• _DIRECTIONS FOR THIS TASK_:
Below is a block of entries, which should be copied verbatim apart from the pictures.

• _EXERCISE MATERIAL_:

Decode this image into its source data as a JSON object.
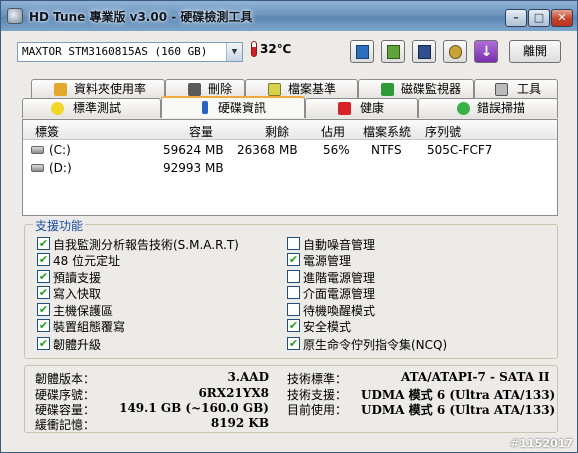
{
  "window": {
    "title": "HD Tune 專業版 v3.00 - 硬碟檢測工具",
    "minimize": "–",
    "maximize": "□",
    "close": "✕"
  },
  "toolbar": {
    "drive": "MAXTOR STM3160815AS (160 GB)",
    "dropdown_arrow": "▼",
    "temperature": "32℃",
    "down_arrow": "↓",
    "exit_label": "離開"
  },
  "tabs_top": [
    {
      "label": "資料夾使用率",
      "icon": "folder-icon"
    },
    {
      "label": "刪除",
      "icon": "trash-icon"
    },
    {
      "label": "檔案基準",
      "icon": "file-benchmark-icon"
    },
    {
      "label": "磁碟監視器",
      "icon": "chart-icon"
    },
    {
      "label": "工具",
      "icon": "speaker-icon"
    }
  ],
  "tabs_bottom": [
    {
      "label": "標準測試",
      "icon": "bulb-icon"
    },
    {
      "label": "硬碟資訊",
      "icon": "info-icon",
      "active": true
    },
    {
      "label": "健康",
      "icon": "health-cross-icon"
    },
    {
      "label": "錯誤掃描",
      "icon": "magnifier-icon"
    }
  ],
  "partitions": {
    "headers": [
      "標簽",
      "容量",
      "剩餘",
      "佔用",
      "檔案系統",
      "序列號"
    ],
    "rows": [
      {
        "label": "(C:)",
        "capacity": "59624 MB",
        "free": "26368 MB",
        "used": "56%",
        "fs": "NTFS",
        "serial": "505C-FCF7"
      },
      {
        "label": "(D:)",
        "capacity": "92993 MB",
        "free": "",
        "used": "",
        "fs": "",
        "serial": ""
      }
    ]
  },
  "features": {
    "title": "支援功能",
    "left": [
      {
        "label": "自我監測分析報告技術(S.M.A.R.T)",
        "checked": true
      },
      {
        "label": "48 位元定址",
        "checked": true
      },
      {
        "label": "預讀支援",
        "checked": true
      },
      {
        "label": "寫入快取",
        "checked": true
      },
      {
        "label": "主機保護區",
        "checked": true
      },
      {
        "label": "裝置組態覆寫",
        "checked": true
      },
      {
        "label": "韌體升級",
        "checked": true
      }
    ],
    "right": [
      {
        "label": "自動噪音管理",
        "checked": false
      },
      {
        "label": "電源管理",
        "checked": true
      },
      {
        "label": "進階電源管理",
        "checked": false
      },
      {
        "label": "介面電源管理",
        "checked": false
      },
      {
        "label": "待機喚醒模式",
        "checked": false
      },
      {
        "label": "安全模式",
        "checked": true
      },
      {
        "label": "原生命令佇列指令集(NCQ)",
        "checked": true
      }
    ],
    "check_mark": "✔"
  },
  "details": {
    "firmware_label": "韌體版本：",
    "firmware_value": "3.AAD",
    "serial_label": "硬碟序號：",
    "serial_value": "6RX21YX8",
    "capacity_label": "硬碟容量：",
    "capacity_value": "149.1 GB (~160.0 GB)",
    "cache_label": "緩衝記憶：",
    "cache_value": "8192 KB",
    "standard_label": "技術標準：",
    "standard_value": "ATA/ATAPI-7 - SATA II",
    "support_label": "技術支援：",
    "support_value": "UDMA 模式 6 (Ultra ATA/133)",
    "current_label": "目前使用：",
    "current_value": "UDMA 模式 6 (Ultra ATA/133)"
  },
  "watermark": "#1152017"
}
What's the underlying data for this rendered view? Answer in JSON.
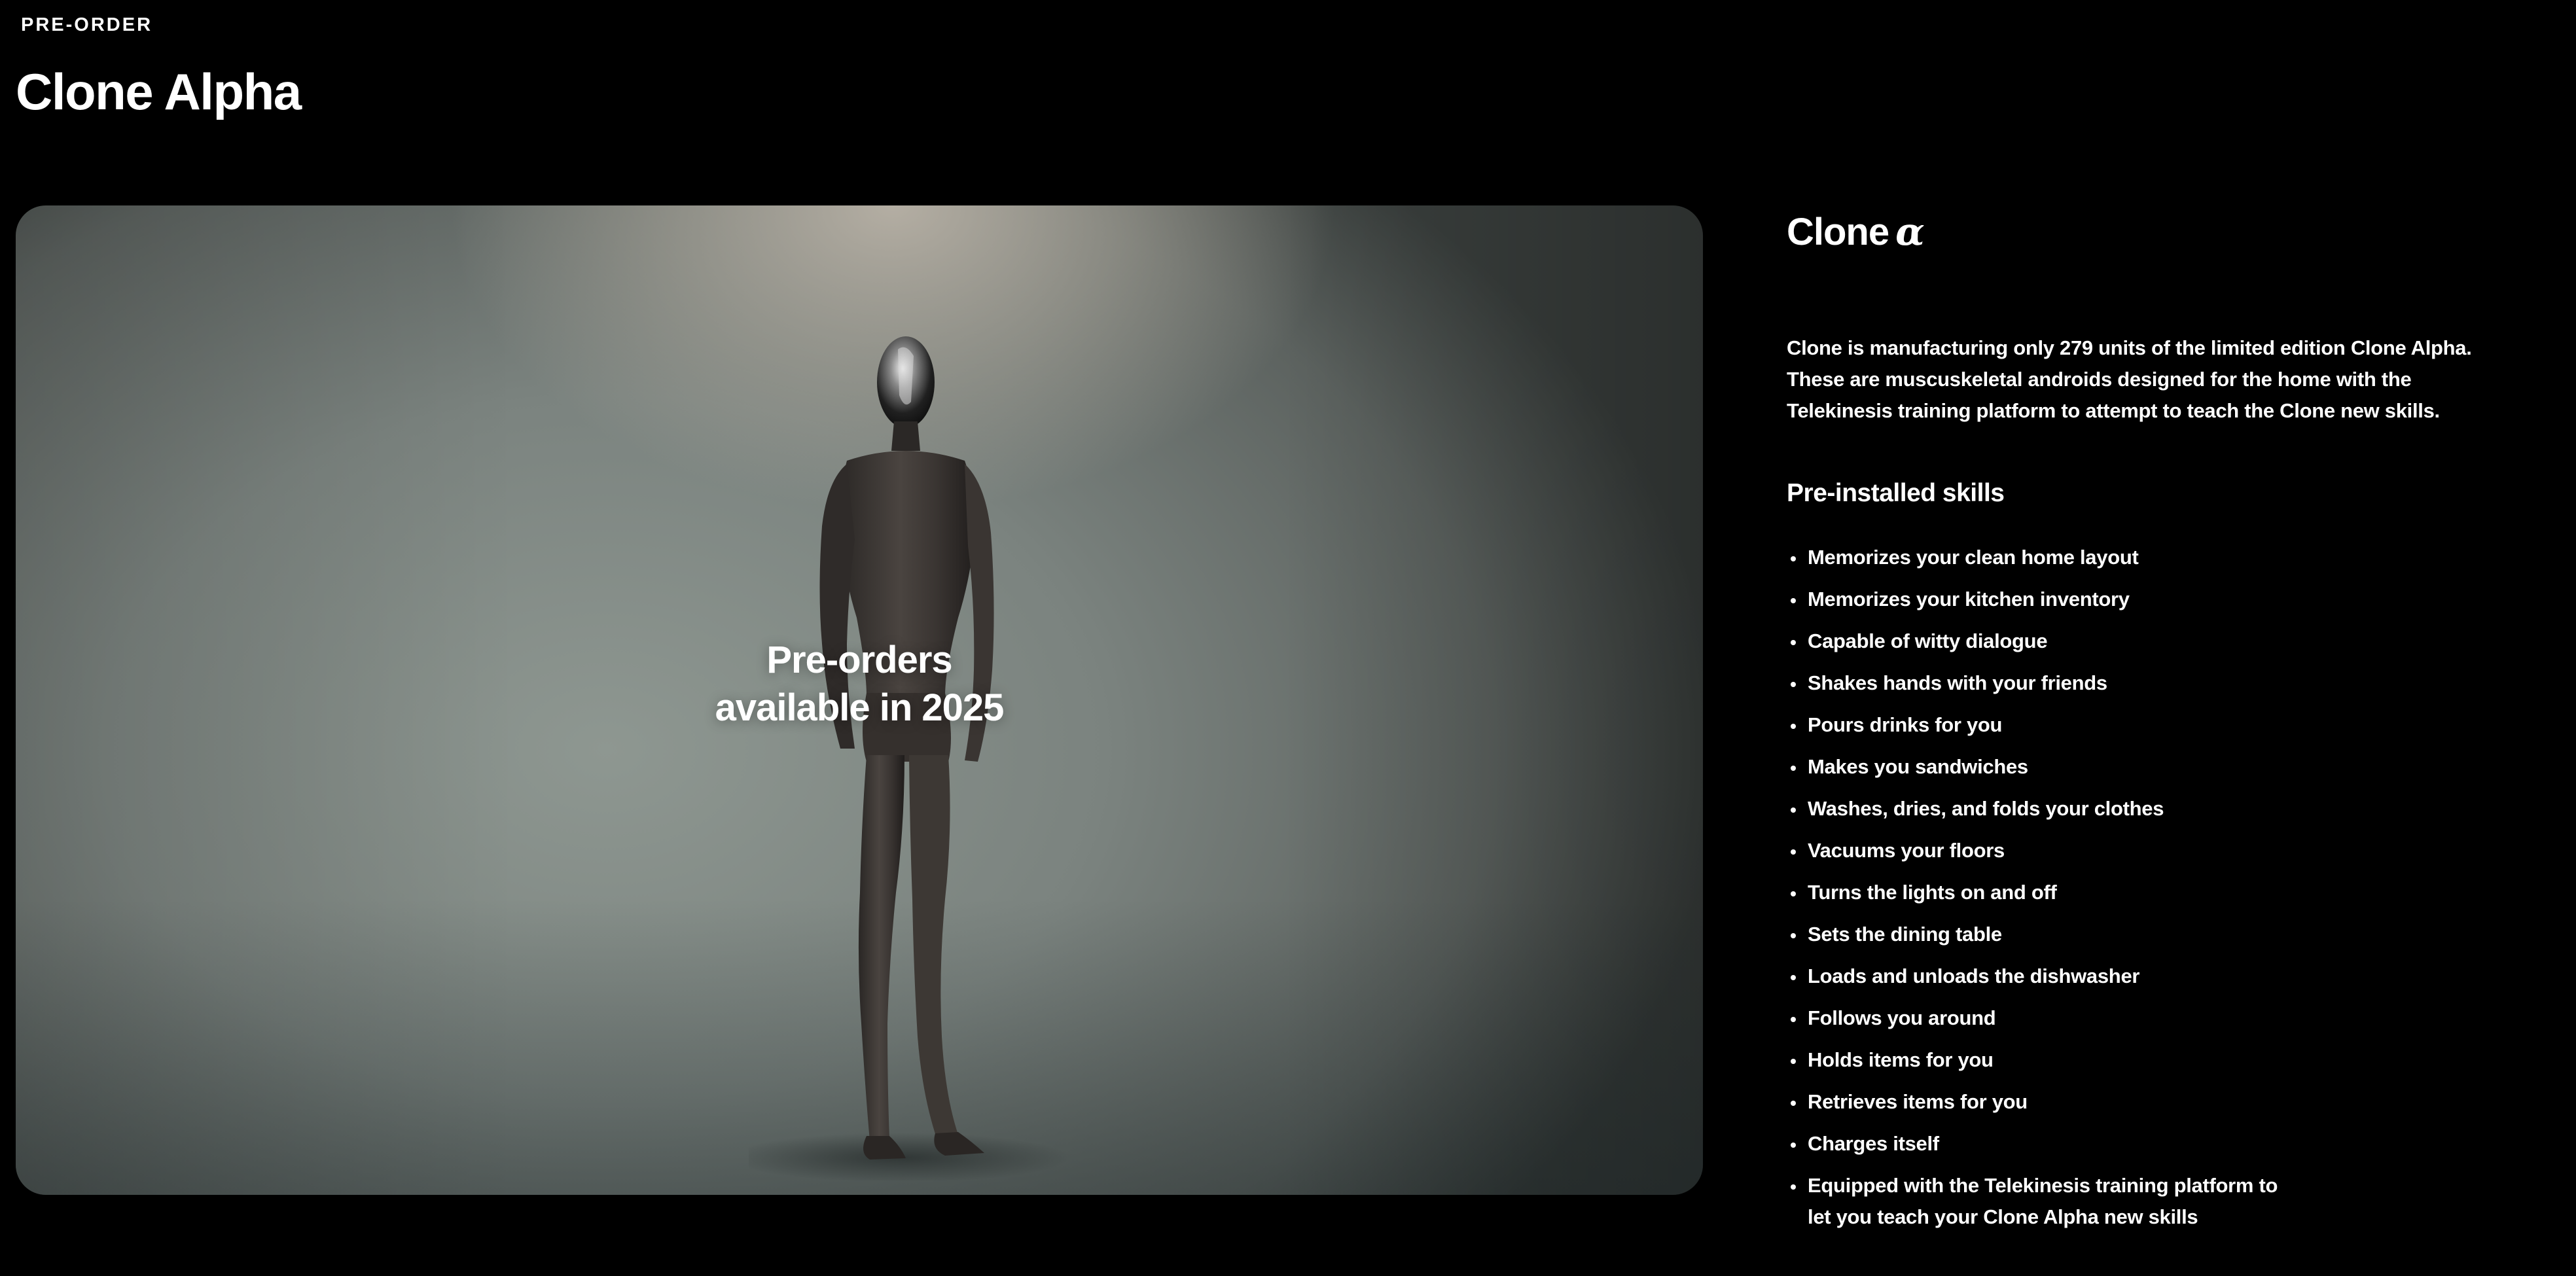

• _RESPONSE TO THIS TASK_:
Decode this image into its source data as a JSON object.
{
  "window": {
    "title": "HD Tune 專業版 v3.00 - 硬碟檢測工具",
    "minimize": "–",
    "maximize": "□",
    "close": "✕"
  },
  "toolbar": {
    "drive": "MAXTOR STM3160815AS (160 GB)",
    "dropdown_arrow": "▼",
    "temperature": "32℃",
    "down_arrow": "↓",
    "exit_label": "離開"
  },
  "tabs_top": [
    {
      "label": "資料夾使用率",
      "icon": "folder-icon"
    },
    {
      "label": "刪除",
      "icon": "trash-icon"
    },
    {
      "label": "檔案基準",
      "icon": "file-benchmark-icon"
    },
    {
      "label": "磁碟監視器",
      "icon": "chart-icon"
    },
    {
      "label": "工具",
      "icon": "speaker-icon"
    }
  ],
  "tabs_bottom": [
    {
      "label": "標準測試",
      "icon": "bulb-icon"
    },
    {
      "label": "硬碟資訊",
      "icon": "info-icon",
      "active": true
    },
    {
      "label": "健康",
      "icon": "health-cross-icon"
    },
    {
      "label": "錯誤掃描",
      "icon": "magnifier-icon"
    }
  ],
  "partitions": {
    "headers": [
      "標簽",
      "容量",
      "剩餘",
      "佔用",
      "檔案系統",
      "序列號"
    ],
    "rows": [
      {
        "label": "(C:)",
        "capacity": "59624 MB",
        "free": "26368 MB",
        "used": "56%",
        "fs": "NTFS",
        "serial": "505C-FCF7"
      },
      {
        "label": "(D:)",
        "capacity": "92993 MB",
        "free": "",
        "used": "",
        "fs": "",
        "serial": ""
      }
    ]
  },
  "features": {
    "title": "支援功能",
    "left": [
      {
        "label": "自我監測分析報告技術(S.M.A.R.T)",
        "checked": true
      },
      {
        "label": "48 位元定址",
        "checked": true
      },
      {
        "label": "預讀支援",
        "checked": true
      },
      {
        "label": "寫入快取",
        "checked": true
      },
      {
        "label": "主機保護區",
        "checked": true
      },
      {
        "label": "裝置組態覆寫",
        "checked": true
      },
      {
        "label": "韌體升級",
        "checked": true
      }
    ],
    "right": [
      {
        "label": "自動噪音管理",
        "checked": false
      },
      {
        "label": "電源管理",
        "checked": true
      },
      {
        "label": "進階電源管理",
        "checked": false
      },
      {
        "label": "介面電源管理",
        "checked": false
      },
      {
        "label": "待機喚醒模式",
        "checked": false
      },
      {
        "label": "安全模式",
        "checked": true
      },
      {
        "label": "原生命令佇列指令集(NCQ)",
        "checked": true
      }
    ],
    "check_mark": "✔"
  },
  "details": {
    "firmware_label": "韌體版本：",
    "firmware_value": "3.AAD",
    "serial_label": "硬碟序號：",
    "serial_value": "6RX21YX8",
    "capacity_label": "硬碟容量：",
    "capacity_value": "149.1 GB (~160.0 GB)",
    "cache_label": "緩衝記憶：",
    "cache_value": "8192 KB",
    "standard_label": "技術標準：",
    "standard_value": "ATA/ATAPI-7 - SATA II",
    "support_label": "技術支援：",
    "support_value": "UDMA 模式 6 (Ultra ATA/133)",
    "current_label": "目前使用：",
    "current_value": "UDMA 模式 6 (Ultra ATA/133)"
  },
  "watermark": "#1152017"
}
What's the underlying data for this rendered view? Answer in JSON.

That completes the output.